___ Task material

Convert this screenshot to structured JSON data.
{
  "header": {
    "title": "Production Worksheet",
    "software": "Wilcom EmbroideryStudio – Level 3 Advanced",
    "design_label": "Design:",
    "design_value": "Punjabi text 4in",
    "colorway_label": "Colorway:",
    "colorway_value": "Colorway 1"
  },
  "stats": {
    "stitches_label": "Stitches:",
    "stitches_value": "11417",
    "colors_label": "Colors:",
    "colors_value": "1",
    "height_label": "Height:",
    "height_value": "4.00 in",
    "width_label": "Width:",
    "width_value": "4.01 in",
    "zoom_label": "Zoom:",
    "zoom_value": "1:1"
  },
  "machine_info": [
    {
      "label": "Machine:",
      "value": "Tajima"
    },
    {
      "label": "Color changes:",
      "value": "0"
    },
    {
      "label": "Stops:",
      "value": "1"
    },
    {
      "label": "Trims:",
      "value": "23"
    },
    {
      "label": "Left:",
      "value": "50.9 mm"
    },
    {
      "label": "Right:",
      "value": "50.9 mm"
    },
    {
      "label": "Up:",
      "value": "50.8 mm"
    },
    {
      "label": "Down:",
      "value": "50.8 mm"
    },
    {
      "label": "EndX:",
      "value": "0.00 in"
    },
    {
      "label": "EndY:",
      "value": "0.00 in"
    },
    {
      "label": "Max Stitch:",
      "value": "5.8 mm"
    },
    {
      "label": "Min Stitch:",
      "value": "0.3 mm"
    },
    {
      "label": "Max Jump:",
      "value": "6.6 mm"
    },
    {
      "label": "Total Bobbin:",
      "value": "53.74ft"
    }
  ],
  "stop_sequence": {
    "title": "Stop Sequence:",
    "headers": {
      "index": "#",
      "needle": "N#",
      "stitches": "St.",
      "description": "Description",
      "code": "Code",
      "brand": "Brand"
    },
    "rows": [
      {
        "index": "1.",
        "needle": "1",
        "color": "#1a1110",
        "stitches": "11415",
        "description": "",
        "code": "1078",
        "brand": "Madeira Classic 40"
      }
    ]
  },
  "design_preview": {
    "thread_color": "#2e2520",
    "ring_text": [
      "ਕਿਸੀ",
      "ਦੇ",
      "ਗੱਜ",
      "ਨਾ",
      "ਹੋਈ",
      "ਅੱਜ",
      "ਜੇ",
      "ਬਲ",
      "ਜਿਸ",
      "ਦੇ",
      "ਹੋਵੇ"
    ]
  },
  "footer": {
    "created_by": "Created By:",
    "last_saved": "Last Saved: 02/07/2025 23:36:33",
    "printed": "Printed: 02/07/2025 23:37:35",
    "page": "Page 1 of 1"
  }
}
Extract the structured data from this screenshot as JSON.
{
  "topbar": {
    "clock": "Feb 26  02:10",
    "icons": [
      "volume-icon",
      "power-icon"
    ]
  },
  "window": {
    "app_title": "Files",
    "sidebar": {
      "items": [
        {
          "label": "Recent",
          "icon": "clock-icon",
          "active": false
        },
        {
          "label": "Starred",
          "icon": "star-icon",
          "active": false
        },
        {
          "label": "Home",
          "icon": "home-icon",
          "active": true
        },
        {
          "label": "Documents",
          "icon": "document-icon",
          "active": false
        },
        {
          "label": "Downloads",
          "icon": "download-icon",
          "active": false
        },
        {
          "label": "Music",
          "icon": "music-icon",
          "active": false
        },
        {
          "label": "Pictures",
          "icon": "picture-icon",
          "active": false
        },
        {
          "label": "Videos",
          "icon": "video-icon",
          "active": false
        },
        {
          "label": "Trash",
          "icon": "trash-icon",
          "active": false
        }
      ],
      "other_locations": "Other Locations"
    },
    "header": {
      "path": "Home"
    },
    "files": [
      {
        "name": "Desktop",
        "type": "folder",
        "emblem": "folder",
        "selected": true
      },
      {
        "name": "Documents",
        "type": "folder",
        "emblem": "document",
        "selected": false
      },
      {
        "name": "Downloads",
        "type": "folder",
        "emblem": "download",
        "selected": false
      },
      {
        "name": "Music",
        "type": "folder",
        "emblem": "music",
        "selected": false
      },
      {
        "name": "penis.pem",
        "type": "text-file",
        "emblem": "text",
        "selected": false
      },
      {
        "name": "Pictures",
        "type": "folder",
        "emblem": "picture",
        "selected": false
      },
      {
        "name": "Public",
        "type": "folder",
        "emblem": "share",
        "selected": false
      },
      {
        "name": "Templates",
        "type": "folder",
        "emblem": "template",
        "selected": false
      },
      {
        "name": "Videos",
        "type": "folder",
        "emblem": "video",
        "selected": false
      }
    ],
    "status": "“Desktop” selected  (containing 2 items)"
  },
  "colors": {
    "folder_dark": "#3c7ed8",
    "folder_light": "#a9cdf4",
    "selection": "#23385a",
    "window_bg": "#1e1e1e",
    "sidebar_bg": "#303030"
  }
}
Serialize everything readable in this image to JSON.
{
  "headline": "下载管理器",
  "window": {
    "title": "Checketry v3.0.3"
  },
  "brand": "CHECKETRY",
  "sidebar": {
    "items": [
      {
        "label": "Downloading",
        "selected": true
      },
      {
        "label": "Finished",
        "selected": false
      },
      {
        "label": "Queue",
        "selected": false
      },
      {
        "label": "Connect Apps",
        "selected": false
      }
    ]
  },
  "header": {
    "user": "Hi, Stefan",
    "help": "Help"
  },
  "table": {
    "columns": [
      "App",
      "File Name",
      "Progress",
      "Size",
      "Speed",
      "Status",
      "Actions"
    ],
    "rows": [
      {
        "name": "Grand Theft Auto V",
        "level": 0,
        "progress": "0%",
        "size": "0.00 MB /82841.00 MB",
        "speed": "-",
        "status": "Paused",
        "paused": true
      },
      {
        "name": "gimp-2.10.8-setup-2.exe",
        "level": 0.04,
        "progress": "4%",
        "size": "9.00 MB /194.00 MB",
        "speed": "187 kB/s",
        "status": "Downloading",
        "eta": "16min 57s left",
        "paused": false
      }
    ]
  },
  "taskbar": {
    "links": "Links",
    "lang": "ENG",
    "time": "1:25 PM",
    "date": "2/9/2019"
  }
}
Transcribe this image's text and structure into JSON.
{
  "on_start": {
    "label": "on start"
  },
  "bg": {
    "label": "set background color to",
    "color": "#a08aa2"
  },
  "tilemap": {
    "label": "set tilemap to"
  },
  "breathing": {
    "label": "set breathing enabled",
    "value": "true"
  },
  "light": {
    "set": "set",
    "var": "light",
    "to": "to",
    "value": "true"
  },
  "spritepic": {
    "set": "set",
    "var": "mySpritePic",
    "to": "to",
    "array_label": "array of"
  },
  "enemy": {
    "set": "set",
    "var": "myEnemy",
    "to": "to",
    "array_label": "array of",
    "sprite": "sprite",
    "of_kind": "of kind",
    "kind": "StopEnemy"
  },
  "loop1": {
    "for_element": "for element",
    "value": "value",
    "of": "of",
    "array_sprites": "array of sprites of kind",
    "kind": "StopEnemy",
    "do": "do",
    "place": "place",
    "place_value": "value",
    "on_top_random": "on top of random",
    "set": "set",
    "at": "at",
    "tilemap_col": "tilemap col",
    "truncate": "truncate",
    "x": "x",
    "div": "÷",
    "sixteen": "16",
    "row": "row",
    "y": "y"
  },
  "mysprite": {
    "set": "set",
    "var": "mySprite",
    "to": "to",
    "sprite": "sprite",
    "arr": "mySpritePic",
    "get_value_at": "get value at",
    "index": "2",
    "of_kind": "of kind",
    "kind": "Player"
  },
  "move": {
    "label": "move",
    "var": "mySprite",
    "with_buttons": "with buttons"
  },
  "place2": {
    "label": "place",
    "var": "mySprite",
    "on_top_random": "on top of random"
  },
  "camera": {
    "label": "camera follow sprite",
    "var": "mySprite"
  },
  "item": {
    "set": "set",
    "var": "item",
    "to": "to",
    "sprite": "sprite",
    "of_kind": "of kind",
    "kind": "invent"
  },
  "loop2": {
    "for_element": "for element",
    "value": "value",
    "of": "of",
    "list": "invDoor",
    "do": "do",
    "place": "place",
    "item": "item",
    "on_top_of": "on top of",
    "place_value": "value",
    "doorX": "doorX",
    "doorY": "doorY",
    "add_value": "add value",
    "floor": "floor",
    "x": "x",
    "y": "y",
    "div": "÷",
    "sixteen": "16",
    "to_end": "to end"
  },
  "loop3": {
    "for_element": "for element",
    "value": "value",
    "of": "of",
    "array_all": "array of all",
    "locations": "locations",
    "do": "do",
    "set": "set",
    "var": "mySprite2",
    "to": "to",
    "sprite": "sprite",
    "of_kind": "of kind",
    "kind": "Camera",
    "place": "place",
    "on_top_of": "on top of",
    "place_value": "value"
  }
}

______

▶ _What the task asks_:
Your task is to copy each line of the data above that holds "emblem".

▶ _Written answer_:
        "emblem": "folder",
        "emblem": "document",
        "emblem": "download",
        "emblem": "music",
        "emblem": "text",
        "emblem": "picture",
        "emblem": "share",
        "emblem": "template",
        "emblem": "video",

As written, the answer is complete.